Legal aid budget cut plans revealed
Plans to cut £20 million from the civil legal aid budget will include standardising fees and limiting levels of legal representation, it has been revealed.
The measures are aimed at bringing Northern Ireland into line with England and Wales but could put the Justice Minister at loggerheads, once again, with the legal profession.
The proposals have been put to the Stormont scrutiny committee for justice ahead of a public consultation and are expected to be rolled out by the end of the year.
Last year the legal aid bill was over £100 million - £51 million of which was for civil cases such as divorce, child custody battles and judicial reviews - 43% higher than England and Wales.
In the decade between 2000 and 2010 the costs for publicly funded legal representation in civil courts has rocketed by 223% from £11.4 million to £36.9 million - at a time when inflation was 6.7%. It has also risen by 31% in the three years since the devolution of policing and justice powers.
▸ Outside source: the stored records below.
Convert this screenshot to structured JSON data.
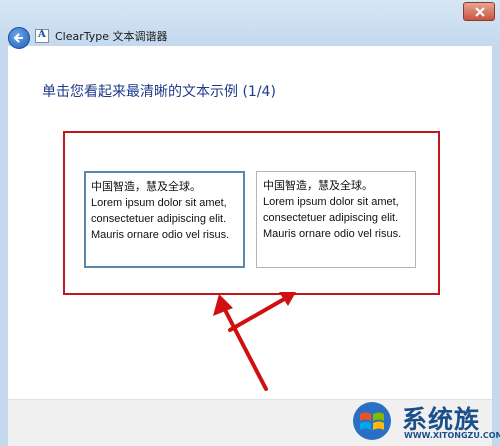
{
  "window": {
    "app_icon_letter": "A",
    "title": "ClearType 文本调谐器",
    "close_glyph": "×"
  },
  "page": {
    "heading": "单击您看起来最清晰的文本示例 (1/4)"
  },
  "samples": [
    {
      "cn": "中国智造，慧及全球。",
      "en": "Lorem ipsum dolor sit amet, consectetuer adipiscing elit. Mauris ornare odio vel risus."
    },
    {
      "cn": "中国智造，慧及全球。",
      "en": "Lorem ipsum dolor sit amet, consectetuer adipiscing elit. Mauris ornare odio vel risus."
    }
  ],
  "watermark": {
    "name": "系统族",
    "url": "WWW.XITONGZU.COM"
  },
  "colors": {
    "highlight": "#c4161c",
    "heading": "#1e3a8a",
    "selected_border": "#5b88aa"
  }
}
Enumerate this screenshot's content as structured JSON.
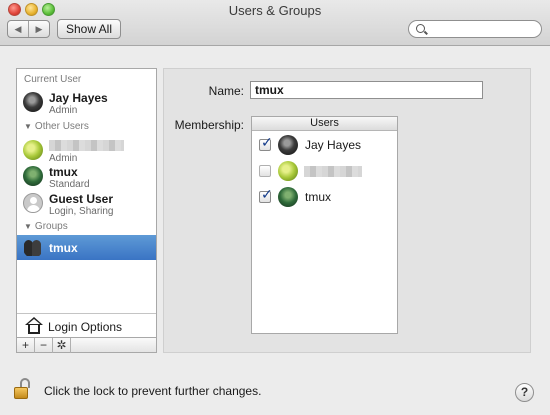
{
  "window": {
    "title": "Users & Groups"
  },
  "toolbar": {
    "back_glyph": "◀",
    "forward_glyph": "▶",
    "show_all_label": "Show All",
    "search_placeholder": ""
  },
  "sidebar": {
    "current_user_header": "Current User",
    "current_user": {
      "name": "Jay Hayes",
      "role": "Admin",
      "avatar": "dark-portrait"
    },
    "other_users_header": "Other Users",
    "other_users": [
      {
        "name": "",
        "role": "Admin",
        "avatar": "lime-leaf",
        "name_obscured": true
      },
      {
        "name": "tmux",
        "role": "Standard",
        "avatar": "fern"
      },
      {
        "name": "Guest User",
        "role": "Login, Sharing",
        "avatar": "guest-silhouette"
      }
    ],
    "groups_header": "Groups",
    "groups": [
      {
        "name": "tmux",
        "selected": true
      }
    ],
    "login_options_label": "Login Options",
    "actions": {
      "add": "+",
      "remove": "−",
      "gear": "✲"
    }
  },
  "main": {
    "name_label": "Name:",
    "name_value": "tmux",
    "membership_label": "Membership:",
    "members_header": "Users",
    "members": [
      {
        "name": "Jay Hayes",
        "checked": true,
        "avatar": "dark-portrait"
      },
      {
        "name": "",
        "checked": false,
        "avatar": "lime-leaf",
        "name_obscured": true
      },
      {
        "name": "tmux",
        "checked": true,
        "avatar": "fern"
      }
    ]
  },
  "footer": {
    "lock_text": "Click the lock to prevent further changes.",
    "help_label": "?"
  },
  "colors": {
    "selection": "#3a74c4",
    "checkmark": "#123a8a",
    "window_bg": "#ececec"
  }
}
The introduction of standard fees is expected to deliver £14 million of annual savings including £2.5 million currently paid in fees to the 'taxing master' for his work in assessing cases and £500,000 as disbursement to reimburse legal professionals for the cost of preparing claims.
It is also hoped that standardisation will increase control and accountability mechanisms making it easier for the DoJ to forecast expenditure. Proposals is to restrict legal aid funding for representation could see further savings of £3.5 million a year. Stricter criteria will also be applied by the Legal Services Commission in determining whether or not to grant funding for representation.
Under the new arrangements, legal aid would be provided for a solicitor in the Magistrates' or Family Proceedings Courts.
For the majority of cases in the County Court and Family Care Centre, legal aid funding would be granted for one junior counsel with funding for senior counsel only granted in the most serious and complex High Court cases.
The number of barristers practising in Northern Ireland has increased dramatically in recent years to 705 compared with 596 in 2006.